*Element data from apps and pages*
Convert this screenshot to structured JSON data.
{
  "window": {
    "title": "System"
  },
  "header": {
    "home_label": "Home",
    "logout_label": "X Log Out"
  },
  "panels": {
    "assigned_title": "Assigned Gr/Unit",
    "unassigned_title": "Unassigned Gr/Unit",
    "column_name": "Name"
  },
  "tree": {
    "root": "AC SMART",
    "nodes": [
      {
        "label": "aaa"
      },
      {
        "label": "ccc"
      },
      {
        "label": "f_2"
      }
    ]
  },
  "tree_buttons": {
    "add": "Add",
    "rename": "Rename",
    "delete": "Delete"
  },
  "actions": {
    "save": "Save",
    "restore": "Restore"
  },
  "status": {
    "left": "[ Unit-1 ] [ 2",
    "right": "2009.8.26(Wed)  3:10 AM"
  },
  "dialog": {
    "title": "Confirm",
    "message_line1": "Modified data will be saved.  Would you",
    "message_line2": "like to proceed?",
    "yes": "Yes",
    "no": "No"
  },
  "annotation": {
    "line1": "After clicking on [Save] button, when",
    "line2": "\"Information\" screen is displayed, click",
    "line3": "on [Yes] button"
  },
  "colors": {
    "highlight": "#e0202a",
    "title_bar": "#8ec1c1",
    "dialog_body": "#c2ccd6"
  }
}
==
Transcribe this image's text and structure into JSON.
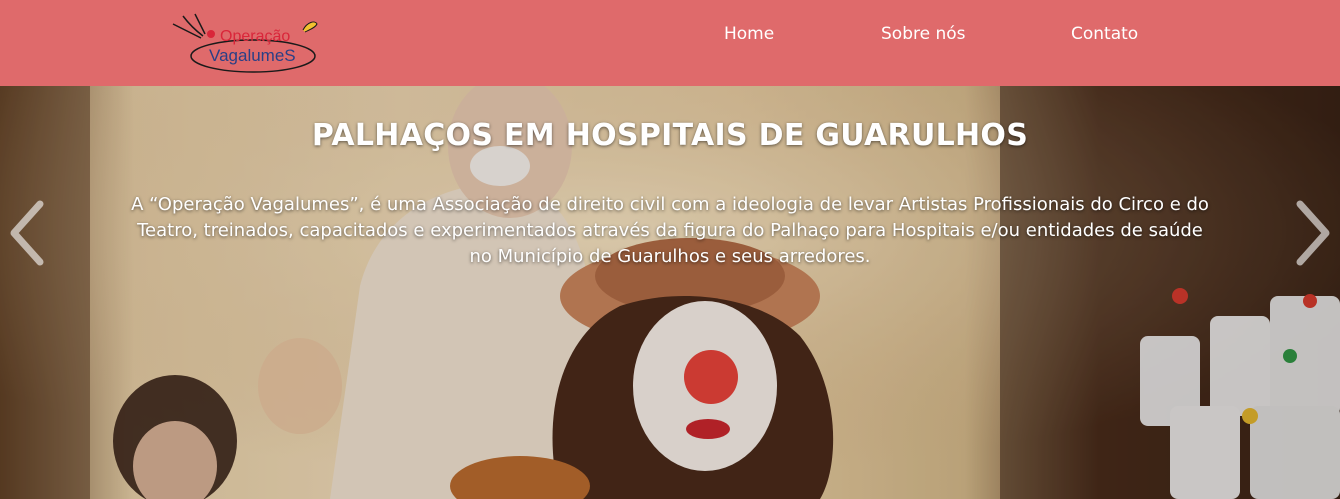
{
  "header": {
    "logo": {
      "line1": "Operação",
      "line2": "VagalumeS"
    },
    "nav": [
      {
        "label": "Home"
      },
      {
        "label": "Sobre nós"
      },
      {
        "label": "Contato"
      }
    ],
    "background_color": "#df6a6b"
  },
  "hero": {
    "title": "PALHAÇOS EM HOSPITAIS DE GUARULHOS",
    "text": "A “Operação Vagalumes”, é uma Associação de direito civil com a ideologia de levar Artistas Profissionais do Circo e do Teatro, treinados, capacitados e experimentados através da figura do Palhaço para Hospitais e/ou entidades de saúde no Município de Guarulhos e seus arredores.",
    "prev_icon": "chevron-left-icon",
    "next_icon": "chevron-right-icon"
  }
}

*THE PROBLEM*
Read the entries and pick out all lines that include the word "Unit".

*ANSWER AREA*
    "assigned_title": "Assigned Gr/Unit",
    "unassigned_title": "Unassigned Gr/Unit",
    "left": "[ Unit-1 ] [ 2",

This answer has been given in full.